Why a Bad Economy is OK for the Cape League

by Greg in

The economy has led to a soggy outlook in sports.

Sports are generally what you get when you read the sports page. But these days news about the economic downturn (we will refrain from calling it a collapse) has migrated from the business page to the front page and now to the sports section.

News reports in recent weeks from The New York Times, The Wall Street Journal and elsewhere predict impacts in sports that range from small to dramatic. Support for new stadiums may decline and marketing deals to name those stadiums also are slowing.

Will the economy impact the Cape Cod Baseball League? I don't think so. At least not very much.

The Cape League operates in a niche that, in my view, is largely recession-resistant. Its teams have small, efficient front offices, therefore, they have low overhead expenses. There are no expensive player or coaching contracts. The ballparks are sized appropriately to consumer demand and they are multi-use facilities so others can share the cost of capital and operations, unlike a Yankee Stadium or Fenway Park.

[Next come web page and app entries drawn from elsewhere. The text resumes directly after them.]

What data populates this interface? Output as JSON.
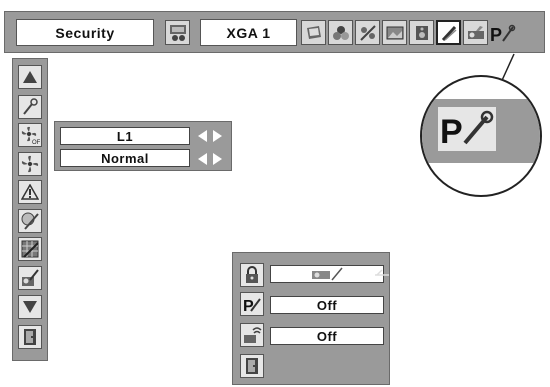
{
  "top_menu": {
    "menu_label": "Security",
    "input_label": "XGA 1",
    "icons": [
      "image-adjust-icon",
      "computer-system-icon",
      "color-icon",
      "screen-icon",
      "picture-icon",
      "sound-icon",
      "setting-icon",
      "projector-icon",
      "security-icon"
    ],
    "selected_icon": "setting-icon"
  },
  "left_menu": {
    "icons": [
      "up-arrow-icon",
      "key-icon",
      "fan-off-icon",
      "fan-icon",
      "warning-icon",
      "filter-icon",
      "grid-icon",
      "test-icon",
      "down-arrow-icon",
      "exit-icon"
    ]
  },
  "mid_submenu": {
    "field1_value": "L1",
    "field2_value": "Normal"
  },
  "magnifier": {
    "icon": "security-icon"
  },
  "security_submenu": {
    "lock_row_icon": "lock-icon",
    "lock_value_icon": "projector-lock-icon",
    "pin_value": "Off",
    "remote_value": "Off",
    "exit_icon": "exit-icon"
  },
  "colors": {
    "menu_bg": "#9a9a9a",
    "icon_bg": "#e6e6e6",
    "field_bg": "#ffffff"
  }
}
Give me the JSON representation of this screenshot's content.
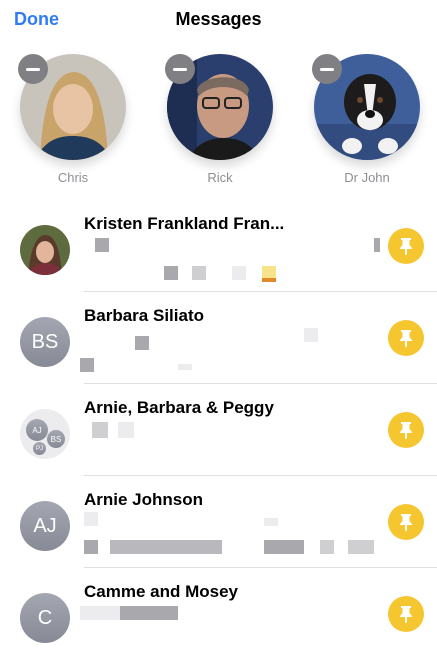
{
  "header": {
    "done_label": "Done",
    "title": "Messages"
  },
  "pinned": [
    {
      "name": "Chris"
    },
    {
      "name": "Rick"
    },
    {
      "name": "Dr John"
    }
  ],
  "conversations": [
    {
      "name": "Kristen Frankland Fran..."
    },
    {
      "name": "Barbara Siliato",
      "initials": "BS"
    },
    {
      "name": "Arnie, Barbara & Peggy",
      "group_initials": [
        "AJ",
        "BS",
        "PJ"
      ]
    },
    {
      "name": "Arnie Johnson",
      "initials": "AJ"
    },
    {
      "name": "Camme and Mosey",
      "initials": "C"
    }
  ],
  "colors": {
    "accent": "#2f7cf6",
    "pin": "#f5c630",
    "remove": "#808084"
  },
  "icons": [
    "minus-icon",
    "pin-icon"
  ]
}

Most importantly, the Cape League is situated in one of the most affluent tourism locations in the country. Those who can afford to vacation on Cape Cod, are unlikely to cancel vacations and long weekends on the Cape. Further, how many regions of the country have the baseball fan base of the Red Sox Nation? These people are going to the Cape and they are going to watch local baseball (while also tuning into the Sox game!)

And another thing. In rough economic times, people want cheap entertainment, and they don't want to travel far to get it. Where else can you see future major leaguers run around the bases in your town for almost nothing?

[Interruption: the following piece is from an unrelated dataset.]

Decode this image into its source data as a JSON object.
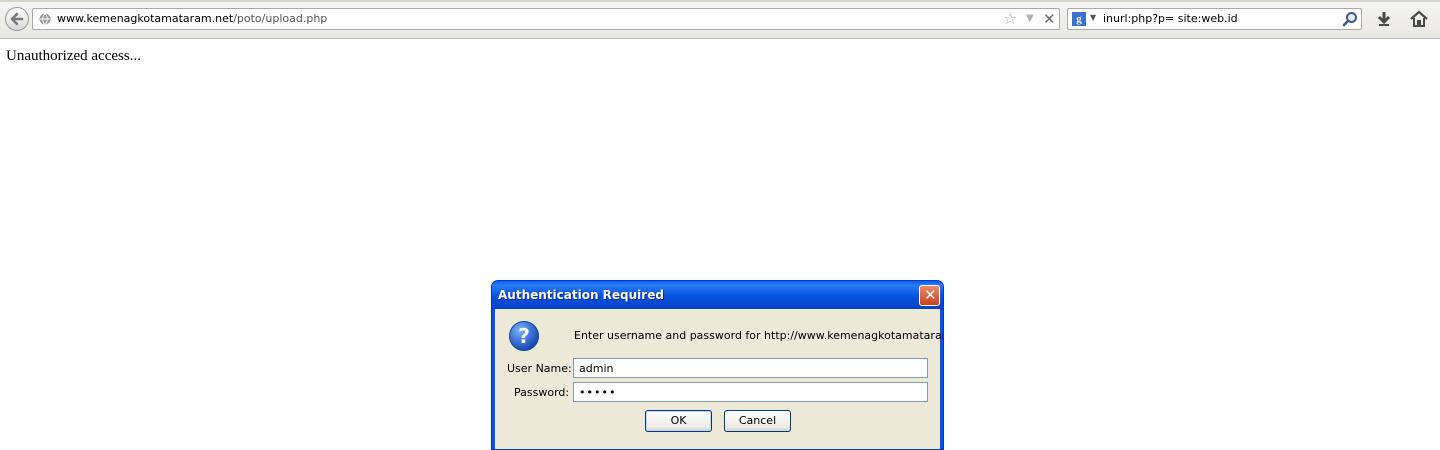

Sponsors are mostly home-grown. In other words, advertisers from the town know that a dollar spent in the local ballpark is reaching the intended audience.

There are areas, however, where an economic downturn can hurt the league and teams. Capital projects, like new ballparks or expansions, may be put off or even cancelled. If a team is for sale or anticipating bringing in new owners, those plans could end up on ice until things improve.

Under Armour, a big Cape sponsor, is an industry leader. While it's a consumer business that almost certainly will feel the decline in consumer confidence, their investment in the Cape League's All-Star game is a smart one. I would anticipate they increase rather than decrease their visibility.

Look for me next summer along the baselines. I'll have an extra hot dog and a brand new Anglers cap.